WORK TASK
Repeat the data word for word and skip the pictures.

Dataset rows describing interfaces
Segment Open
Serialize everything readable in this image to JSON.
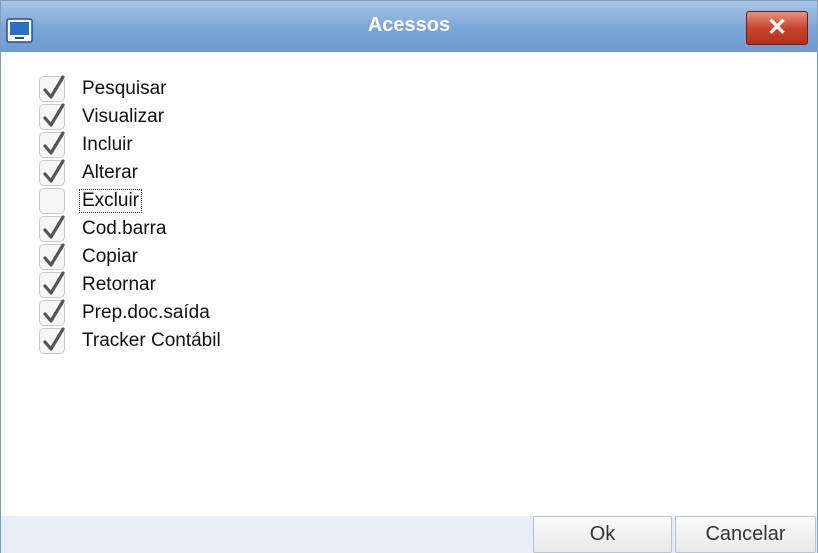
{
  "window": {
    "title": "Acessos"
  },
  "titlebar": {
    "close_label": "x"
  },
  "permissions": [
    {
      "label": "Pesquisar",
      "checked": true
    },
    {
      "label": "Visualizar",
      "checked": true
    },
    {
      "label": "Incluir",
      "checked": true
    },
    {
      "label": "Alterar",
      "checked": true
    },
    {
      "label": "Excluir",
      "checked": false,
      "focused": true
    },
    {
      "label": "Cod.barra",
      "checked": true
    },
    {
      "label": "Copiar",
      "checked": true
    },
    {
      "label": "Retornar",
      "checked": true
    },
    {
      "label": "Prep.doc.saída",
      "checked": true
    },
    {
      "label": "Tracker Contábil",
      "checked": true
    }
  ],
  "footer": {
    "ok_label": "Ok",
    "cancel_label": "Cancelar"
  },
  "colors": {
    "titlebar": "#7aa4d6",
    "close_button": "#c8452c",
    "footer": "#e7eef8",
    "check": "#555555"
  }
}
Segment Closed
RESPONSE
Serialize everything readable in this image to JSON.
{
  "window": {
    "title": "Acessos"
  },
  "titlebar": {
    "close_label": "x"
  },
  "permissions": [
    {
      "label": "Pesquisar",
      "checked": true
    },
    {
      "label": "Visualizar",
      "checked": true
    },
    {
      "label": "Incluir",
      "checked": true
    },
    {
      "label": "Alterar",
      "checked": true
    },
    {
      "label": "Excluir",
      "checked": false,
      "focused": true
    },
    {
      "label": "Cod.barra",
      "checked": true
    },
    {
      "label": "Copiar",
      "checked": true
    },
    {
      "label": "Retornar",
      "checked": true
    },
    {
      "label": "Prep.doc.saída",
      "checked": true
    },
    {
      "label": "Tracker Contábil",
      "checked": true
    }
  ],
  "footer": {
    "ok_label": "Ok",
    "cancel_label": "Cancelar"
  },
  "colors": {
    "titlebar": "#7aa4d6",
    "close_button": "#c8452c",
    "footer": "#e7eef8",
    "check": "#555555"
  }
}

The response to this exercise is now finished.